A. Harrison Barnes
Harrison Barnes

While law firm screening interviews are common for attorneys trying to relocate to another city, law firms typically will not conduct telephone-screening interviews for candidates they are truly interested in hiring. Most law firms will just go ahead and do in-person interviews with the people they like on paper right away. Firms want to impress the candidate as much as they want the candidate to impress them. They also are busy, have a staffing need, are losing money each day without adequate staffing, and want someone as quickly as possible. A phone interview is more passive, less committal, and suggests that you may not be the right candidate.

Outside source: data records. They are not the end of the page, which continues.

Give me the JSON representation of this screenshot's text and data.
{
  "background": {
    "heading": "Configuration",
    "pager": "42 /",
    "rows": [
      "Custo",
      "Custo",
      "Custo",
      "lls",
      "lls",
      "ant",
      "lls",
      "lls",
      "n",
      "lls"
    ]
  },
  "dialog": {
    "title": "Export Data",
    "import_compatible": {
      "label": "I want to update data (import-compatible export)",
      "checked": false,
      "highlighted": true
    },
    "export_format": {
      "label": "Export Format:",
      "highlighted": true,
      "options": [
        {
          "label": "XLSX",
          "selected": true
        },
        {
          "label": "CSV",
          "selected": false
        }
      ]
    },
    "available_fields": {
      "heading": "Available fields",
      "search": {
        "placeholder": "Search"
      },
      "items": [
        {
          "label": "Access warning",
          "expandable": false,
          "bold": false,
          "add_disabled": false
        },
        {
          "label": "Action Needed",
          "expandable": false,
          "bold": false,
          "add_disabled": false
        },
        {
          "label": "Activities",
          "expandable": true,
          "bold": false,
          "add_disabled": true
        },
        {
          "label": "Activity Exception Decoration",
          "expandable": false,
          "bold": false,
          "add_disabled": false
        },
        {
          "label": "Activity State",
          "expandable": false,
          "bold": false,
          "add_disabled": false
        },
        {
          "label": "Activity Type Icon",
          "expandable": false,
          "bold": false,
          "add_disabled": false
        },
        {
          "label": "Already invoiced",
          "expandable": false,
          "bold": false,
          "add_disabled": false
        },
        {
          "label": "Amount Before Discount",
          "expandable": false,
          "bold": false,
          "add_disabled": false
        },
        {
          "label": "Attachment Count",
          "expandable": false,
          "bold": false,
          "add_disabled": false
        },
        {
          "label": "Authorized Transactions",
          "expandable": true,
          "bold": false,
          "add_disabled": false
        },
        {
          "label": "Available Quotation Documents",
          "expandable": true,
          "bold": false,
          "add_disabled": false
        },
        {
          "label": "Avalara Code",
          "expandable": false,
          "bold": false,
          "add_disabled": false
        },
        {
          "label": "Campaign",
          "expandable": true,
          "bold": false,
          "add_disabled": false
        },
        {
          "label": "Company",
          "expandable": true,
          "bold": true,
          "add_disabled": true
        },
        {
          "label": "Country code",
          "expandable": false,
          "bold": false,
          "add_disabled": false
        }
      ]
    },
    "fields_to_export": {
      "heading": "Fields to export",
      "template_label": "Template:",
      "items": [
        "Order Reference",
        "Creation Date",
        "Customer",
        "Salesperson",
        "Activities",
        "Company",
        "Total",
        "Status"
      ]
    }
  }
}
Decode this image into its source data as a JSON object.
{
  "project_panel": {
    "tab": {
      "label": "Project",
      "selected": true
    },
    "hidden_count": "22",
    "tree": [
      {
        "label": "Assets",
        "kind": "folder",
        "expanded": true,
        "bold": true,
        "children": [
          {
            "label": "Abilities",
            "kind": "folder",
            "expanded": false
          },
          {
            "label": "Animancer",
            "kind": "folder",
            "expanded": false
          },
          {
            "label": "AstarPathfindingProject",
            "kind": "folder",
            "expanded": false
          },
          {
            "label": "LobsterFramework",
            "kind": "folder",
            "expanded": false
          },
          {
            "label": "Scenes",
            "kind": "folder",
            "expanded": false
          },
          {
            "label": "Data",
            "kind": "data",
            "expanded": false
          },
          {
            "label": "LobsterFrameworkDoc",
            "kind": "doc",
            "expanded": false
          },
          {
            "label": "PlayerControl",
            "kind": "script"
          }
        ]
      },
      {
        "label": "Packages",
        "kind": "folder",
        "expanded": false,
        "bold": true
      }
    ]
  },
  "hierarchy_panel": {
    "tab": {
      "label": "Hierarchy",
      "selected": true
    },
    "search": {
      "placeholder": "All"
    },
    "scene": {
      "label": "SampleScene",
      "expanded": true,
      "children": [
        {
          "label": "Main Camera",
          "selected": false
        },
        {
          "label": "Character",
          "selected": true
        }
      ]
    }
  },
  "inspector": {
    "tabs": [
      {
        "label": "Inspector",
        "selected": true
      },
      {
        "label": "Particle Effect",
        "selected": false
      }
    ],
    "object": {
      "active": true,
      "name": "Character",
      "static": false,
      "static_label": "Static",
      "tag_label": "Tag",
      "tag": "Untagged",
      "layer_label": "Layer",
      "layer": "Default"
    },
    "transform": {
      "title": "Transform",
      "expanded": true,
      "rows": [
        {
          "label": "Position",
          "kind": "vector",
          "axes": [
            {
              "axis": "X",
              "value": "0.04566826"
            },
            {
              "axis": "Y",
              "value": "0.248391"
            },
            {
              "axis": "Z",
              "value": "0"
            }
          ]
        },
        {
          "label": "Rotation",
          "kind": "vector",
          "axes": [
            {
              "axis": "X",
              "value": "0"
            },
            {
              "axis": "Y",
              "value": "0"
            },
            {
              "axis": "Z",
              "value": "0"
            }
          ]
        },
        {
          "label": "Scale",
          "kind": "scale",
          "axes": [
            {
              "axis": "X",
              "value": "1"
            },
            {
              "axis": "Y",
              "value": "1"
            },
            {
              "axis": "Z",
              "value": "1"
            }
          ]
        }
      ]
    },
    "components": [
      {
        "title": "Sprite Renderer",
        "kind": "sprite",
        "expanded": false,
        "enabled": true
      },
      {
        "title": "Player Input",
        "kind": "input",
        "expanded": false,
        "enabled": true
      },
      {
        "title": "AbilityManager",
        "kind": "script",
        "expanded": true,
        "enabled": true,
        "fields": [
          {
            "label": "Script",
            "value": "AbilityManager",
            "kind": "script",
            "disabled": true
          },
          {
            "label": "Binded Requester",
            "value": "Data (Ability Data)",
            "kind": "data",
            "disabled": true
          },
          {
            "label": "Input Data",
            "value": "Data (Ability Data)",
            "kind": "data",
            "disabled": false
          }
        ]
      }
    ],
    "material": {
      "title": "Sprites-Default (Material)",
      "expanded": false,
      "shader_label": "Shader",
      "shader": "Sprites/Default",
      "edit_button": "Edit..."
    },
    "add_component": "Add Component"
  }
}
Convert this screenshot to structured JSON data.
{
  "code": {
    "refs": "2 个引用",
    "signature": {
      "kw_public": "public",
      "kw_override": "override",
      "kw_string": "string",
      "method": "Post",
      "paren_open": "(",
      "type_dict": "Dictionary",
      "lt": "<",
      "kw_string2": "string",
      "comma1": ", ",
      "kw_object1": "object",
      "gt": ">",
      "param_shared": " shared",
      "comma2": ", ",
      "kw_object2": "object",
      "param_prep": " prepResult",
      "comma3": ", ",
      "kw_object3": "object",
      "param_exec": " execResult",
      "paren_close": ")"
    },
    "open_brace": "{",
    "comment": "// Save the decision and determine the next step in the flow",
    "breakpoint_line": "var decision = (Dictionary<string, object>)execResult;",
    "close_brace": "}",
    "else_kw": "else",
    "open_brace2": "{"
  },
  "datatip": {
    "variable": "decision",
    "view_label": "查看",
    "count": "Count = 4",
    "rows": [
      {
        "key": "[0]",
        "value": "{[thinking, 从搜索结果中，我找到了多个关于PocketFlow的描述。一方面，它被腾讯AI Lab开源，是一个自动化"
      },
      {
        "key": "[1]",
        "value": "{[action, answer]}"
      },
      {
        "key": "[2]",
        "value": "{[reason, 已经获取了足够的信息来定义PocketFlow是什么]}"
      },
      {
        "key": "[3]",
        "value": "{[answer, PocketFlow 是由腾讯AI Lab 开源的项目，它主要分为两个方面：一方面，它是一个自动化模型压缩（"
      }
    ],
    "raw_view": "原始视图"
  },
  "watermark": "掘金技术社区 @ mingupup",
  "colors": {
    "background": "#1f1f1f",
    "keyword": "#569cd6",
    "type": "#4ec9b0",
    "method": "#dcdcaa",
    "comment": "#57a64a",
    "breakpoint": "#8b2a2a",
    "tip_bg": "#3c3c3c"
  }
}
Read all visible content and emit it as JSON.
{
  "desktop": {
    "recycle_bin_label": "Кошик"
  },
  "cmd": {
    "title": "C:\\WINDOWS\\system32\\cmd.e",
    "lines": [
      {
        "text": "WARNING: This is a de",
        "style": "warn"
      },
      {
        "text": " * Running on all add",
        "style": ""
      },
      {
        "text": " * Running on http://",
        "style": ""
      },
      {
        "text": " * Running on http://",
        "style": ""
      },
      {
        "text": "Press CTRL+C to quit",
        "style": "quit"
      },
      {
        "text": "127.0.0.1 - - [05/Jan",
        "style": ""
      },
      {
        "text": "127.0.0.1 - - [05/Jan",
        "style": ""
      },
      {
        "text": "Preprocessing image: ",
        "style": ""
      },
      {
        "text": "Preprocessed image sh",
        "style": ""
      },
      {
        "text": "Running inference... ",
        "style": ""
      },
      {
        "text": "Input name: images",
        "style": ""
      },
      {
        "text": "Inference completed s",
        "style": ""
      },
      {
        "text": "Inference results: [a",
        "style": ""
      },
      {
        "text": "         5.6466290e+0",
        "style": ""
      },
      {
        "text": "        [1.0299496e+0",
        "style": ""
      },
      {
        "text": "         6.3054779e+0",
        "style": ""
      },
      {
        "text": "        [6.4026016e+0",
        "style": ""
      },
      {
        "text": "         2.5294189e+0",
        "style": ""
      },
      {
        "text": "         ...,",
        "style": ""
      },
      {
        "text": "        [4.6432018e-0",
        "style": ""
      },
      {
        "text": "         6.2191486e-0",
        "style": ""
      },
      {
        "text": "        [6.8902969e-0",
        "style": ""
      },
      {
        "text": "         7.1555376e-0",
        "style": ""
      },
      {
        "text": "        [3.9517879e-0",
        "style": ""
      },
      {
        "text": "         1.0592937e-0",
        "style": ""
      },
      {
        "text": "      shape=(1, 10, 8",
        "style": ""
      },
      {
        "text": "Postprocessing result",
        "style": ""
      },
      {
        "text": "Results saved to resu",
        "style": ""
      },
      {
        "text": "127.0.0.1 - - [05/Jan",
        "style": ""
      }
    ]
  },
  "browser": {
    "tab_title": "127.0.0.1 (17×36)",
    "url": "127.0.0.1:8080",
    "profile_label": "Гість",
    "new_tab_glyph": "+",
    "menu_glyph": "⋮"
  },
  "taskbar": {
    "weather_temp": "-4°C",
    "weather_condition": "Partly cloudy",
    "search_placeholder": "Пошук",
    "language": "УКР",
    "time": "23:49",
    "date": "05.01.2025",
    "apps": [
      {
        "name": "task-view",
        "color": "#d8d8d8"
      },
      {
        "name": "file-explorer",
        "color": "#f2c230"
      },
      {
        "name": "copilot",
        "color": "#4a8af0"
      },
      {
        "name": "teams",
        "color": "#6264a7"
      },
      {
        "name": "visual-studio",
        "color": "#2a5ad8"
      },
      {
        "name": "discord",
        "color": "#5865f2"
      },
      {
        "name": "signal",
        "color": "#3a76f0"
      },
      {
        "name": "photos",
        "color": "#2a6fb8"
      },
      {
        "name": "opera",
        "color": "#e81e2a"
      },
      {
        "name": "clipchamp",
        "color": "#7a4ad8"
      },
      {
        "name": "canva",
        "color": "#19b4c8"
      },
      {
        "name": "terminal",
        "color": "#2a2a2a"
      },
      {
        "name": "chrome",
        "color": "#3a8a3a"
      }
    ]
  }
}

If a law firm wants to speak with you before meeting you in person, WATCH OUT. Let’s get something clear right away: The telephone screening is an opportunity but not necessarily a good thing. A phone-screening interview is dangerous—incredibly dangerous—and you need to approach it more seriously than you would an in-person interview. These are not pleasant chats. These are elimination exercises, where the law firm will use laser-like precision in an attempt to remove you from consideration. The law firm is not spending any “face-to-face” time with you because the firm does not yet feel you merit it. You are starting at the very bottom and will need to distinguish yourself from the rest of the candidates whose resumes are dumped in the pile of unqualified resumes that are fired at firms daily. Instead of evaluating you after a series of interviews in a more “holistic” fashion, the interviewer may reject you for just one bad answer.

If the law firm liked you, it would fly you out and meet you in person instead of arranging for a telephone-screening interview. I can tell you from experience: Every law firm wants to personally meet with an attorney (without first speaking with him or her on the phone) if the firm likes the attorney and his or her background.